Friday, 12 August 2016

A little bit of Shakespeare (sort of)

As it's summer here, I've been travelling around visiting some of my favourite places and those places on my wish list.  I love going to Stratford-Upon-Avon, and find myself going to re-visit every couple of years.  Of course, with it being the 400th anniversary of Shakespeare's death, Stratford was on my to do list.  For a start, there was a new exhibition at the birthplace, with Shakespeare's actual will on show, borrowed from the National Archives. (unfortunately, it's now been returned ).   Also, for the first time, Shakespeare's grammar school was open to the public, and is well worth a visit (more on that in a later post).   However, for me, the real gem was a visit to Harvard House.  I must have walked past it many times, and just thought it another Tudor house in Stratford.   It's in High Street.   It has no actual connection to Shakespeare, other than he would have known the occupants of the house.  It was built in 1596 by Thomas Rogers.  Rogers was an Alderman and served alongside Shakespeare's father.   He was a successful cattle and corn merchant.   Rogers daughter Katherine married Robert Havard of Southwark.  Their son John emigrated to  America.  John founded an education establishment that went on to be Harvard University.  Unbelievably, in the early 1900s, Stratford council wanted to 'modernise' the property, and thanks to novelist Maria Corelli's campaign to save it, it was purchased and given to Harvard University.  It's been restored and is now part of the Shakespeare's Birthplace Trust.   It's well worth a visit to see how a Tudor house actually was in the 1590s.  Here are some of my pictures.

 Here's the house from the outside.  Note the US flag.
 Inside the house, an example of wattle and daub used to build the house.
                                                        A bedroom in the house.  
 An escape hatch built into the roof.  The house did not have a thatched roof, but being aware of fires in the house in general, an escape hatch was built.
 Some of the original 'wallpaper', made of a certain paste and a stencil used to draw a repeating pattern.  Using the original, the rest of the wall has been restored.
Original Tudor furniture commonly found in merchant houses.

And yes, I did go to Warwick castle, scene of Pier's downfall.   I visited the dungeon, shuddered, and hoped once again that Guy of Warwick kept him in the prisoners rooms above.  Somehow, I doubt it.


Kasia Ogrodnik said...

Hi Anerje!
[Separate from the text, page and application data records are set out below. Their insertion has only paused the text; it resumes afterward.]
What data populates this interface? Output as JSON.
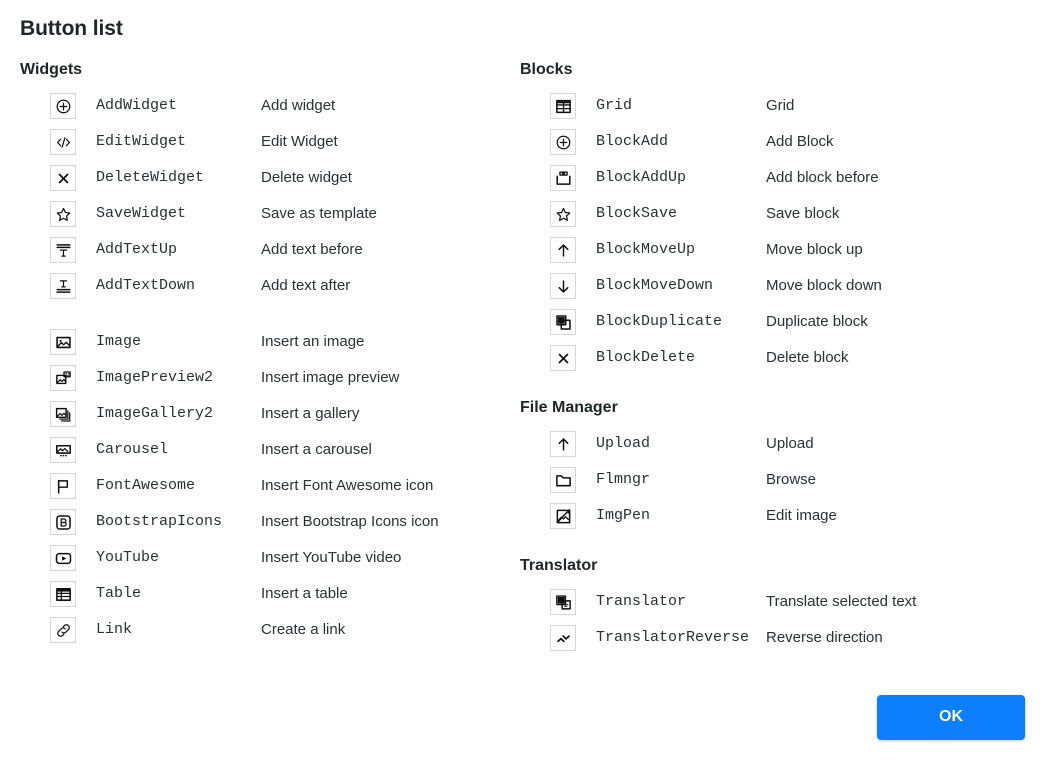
{
  "dialog": {
    "title": "Button list",
    "ok_label": "OK",
    "accent_color": "#0d7efd"
  },
  "columns": {
    "left": [
      {
        "title": "Widgets",
        "groups": [
          {
            "rows": [
              {
                "icon": "plus-circle-icon",
                "name": "AddWidget",
                "desc": "Add widget"
              },
              {
                "icon": "code-icon",
                "name": "EditWidget",
                "desc": "Edit Widget"
              },
              {
                "icon": "close-x-icon",
                "name": "DeleteWidget",
                "desc": "Delete widget"
              },
              {
                "icon": "star-icon",
                "name": "SaveWidget",
                "desc": "Save as template"
              },
              {
                "icon": "text-add-up-icon",
                "name": "AddTextUp",
                "desc": "Add text before"
              },
              {
                "icon": "text-add-down-icon",
                "name": "AddTextDown",
                "desc": "Add text after"
              }
            ]
          },
          {
            "rows": [
              {
                "icon": "image-icon",
                "name": "Image",
                "desc": "Insert an image"
              },
              {
                "icon": "image-preview-icon",
                "name": "ImagePreview2",
                "desc": "Insert image preview"
              },
              {
                "icon": "image-gallery-icon",
                "name": "ImageGallery2",
                "desc": "Insert a gallery"
              },
              {
                "icon": "carousel-icon",
                "name": "Carousel",
                "desc": "Insert a carousel"
              },
              {
                "icon": "flag-icon",
                "name": "FontAwesome",
                "desc": "Insert Font Awesome icon"
              },
              {
                "icon": "bootstrap-icon",
                "name": "BootstrapIcons",
                "desc": "Insert Bootstrap Icons icon"
              },
              {
                "icon": "youtube-icon",
                "name": "YouTube",
                "desc": "Insert YouTube video"
              },
              {
                "icon": "table-icon",
                "name": "Table",
                "desc": "Insert a table"
              },
              {
                "icon": "link-icon",
                "name": "Link",
                "desc": "Create a link"
              }
            ]
          }
        ]
      }
    ],
    "right": [
      {
        "title": "Blocks",
        "groups": [
          {
            "rows": [
              {
                "icon": "grid-icon",
                "name": "Grid",
                "desc": "Grid"
              },
              {
                "icon": "plus-circle-icon",
                "name": "BlockAdd",
                "desc": "Add Block"
              },
              {
                "icon": "block-add-up-icon",
                "name": "BlockAddUp",
                "desc": "Add block before"
              },
              {
                "icon": "star-icon",
                "name": "BlockSave",
                "desc": "Save block"
              },
              {
                "icon": "arrow-up-icon",
                "name": "BlockMoveUp",
                "desc": "Move block up"
              },
              {
                "icon": "arrow-down-icon",
                "name": "BlockMoveDown",
                "desc": "Move block down"
              },
              {
                "icon": "duplicate-icon",
                "name": "BlockDuplicate",
                "desc": "Duplicate block"
              },
              {
                "icon": "close-x-icon",
                "name": "BlockDelete",
                "desc": "Delete block"
              }
            ]
          }
        ]
      },
      {
        "title": "File Manager",
        "groups": [
          {
            "rows": [
              {
                "icon": "arrow-up-icon",
                "name": "Upload",
                "desc": "Upload"
              },
              {
                "icon": "folder-icon",
                "name": "Flmngr",
                "desc": "Browse"
              },
              {
                "icon": "image-pen-icon",
                "name": "ImgPen",
                "desc": "Edit image"
              }
            ]
          }
        ]
      },
      {
        "title": "Translator",
        "groups": [
          {
            "rows": [
              {
                "icon": "translate-icon",
                "name": "Translator",
                "desc": "Translate selected text"
              },
              {
                "icon": "chevron-updown-icon",
                "name": "TranslatorReverse",
                "desc": "Reverse direction"
              },
              {
                "icon": "blank-icon",
                "name": "",
                "desc": ""
              }
            ]
          }
        ]
      }
    ]
  }
}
It has been a while :) I'm happy to read that you're enjoying a "travelling" summer. I too spend my time with my family taking trips and sightseeing and reading Henry the Young King biography. I intent to return to regular posting as soon as I finish it, meaning the opening days of September, I guess :) Take care, dear friend :)

PS Recently my hubby and I watched an interesting BBC documentary on Anne Boleyn, which made me think of you :)

Anerje said...

Hi Kasia - just got back from Scarborough- so expect a post on the castle soon. Glad you're immersed in the Young King's bio. Hope it's every thing you expected. Was the documentary 'The Last Days of Anne Boleyn'? Bit of a mixed bag - I always enjoy David Starkey.